:: Work instructions ::
Across the records, count every line that includes "button" and give the number by itself.

:: Extracted data ::
-- Opening Marker --

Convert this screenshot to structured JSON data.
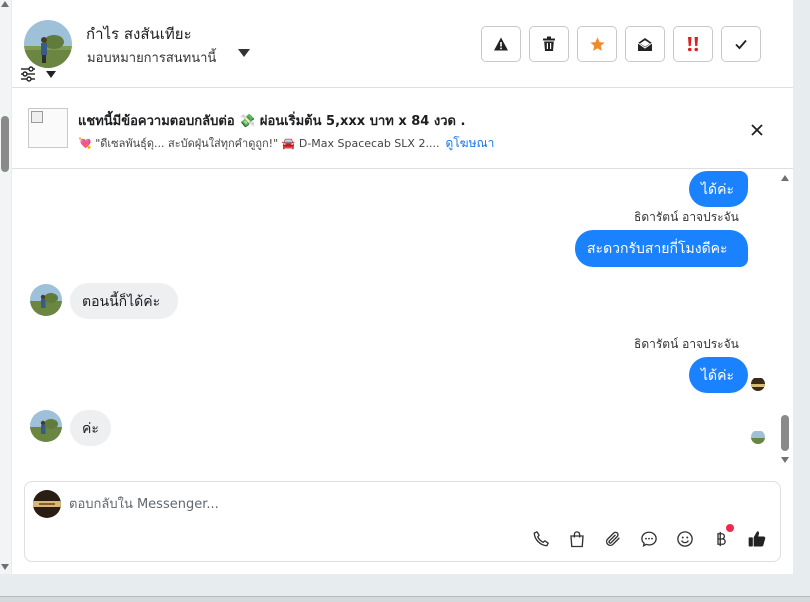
{
  "header": {
    "name": "กำไร สงสันเทียะ",
    "assign_label": "มอบหมายการสนทนานี้"
  },
  "actions": [
    {
      "name": "report-spam-button",
      "icon": "warning-icon"
    },
    {
      "name": "delete-button",
      "icon": "trash-icon"
    },
    {
      "name": "star-button",
      "icon": "star-icon"
    },
    {
      "name": "mark-unread-button",
      "icon": "envelope-open-icon"
    },
    {
      "name": "mark-important-button",
      "icon": "exclamation-icon"
    },
    {
      "name": "mark-done-button",
      "icon": "check-icon"
    }
  ],
  "ad": {
    "title": "แชทนี้มีข้อความตอบกลับต่อ 💸 ผ่อนเริ่มต้น 5,xxx บาท x 84 งวด .",
    "subtitle": "💘 \"ดีเซลพันธุ์ดุ... สะบัดฝุ่นใส่ทุกคำดูถูก!\" 🚘 D-Max Spacecab SLX 2....",
    "link": "ดูโฆษณา"
  },
  "messages": {
    "m1": "ได้ค่ะ",
    "sender1": "ธิดารัตน์ อาจประจัน",
    "m2": "สะดวกรับสายกี่โมงดีคะ",
    "m3": "ตอนนี้ก็ได้ค่ะ",
    "sender2": "ธิดารัตน์ อาจประจัน",
    "m4": "ได้ค่ะ",
    "m5": "ค่ะ"
  },
  "composer": {
    "placeholder": "ตอบกลับใน Messenger..."
  },
  "colors": {
    "outgoing_bubble": "#1a82ff",
    "incoming_bubble": "#eeeff1",
    "star": "#f0892a",
    "important": "#e02020"
  }
}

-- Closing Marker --

:: Response ::
6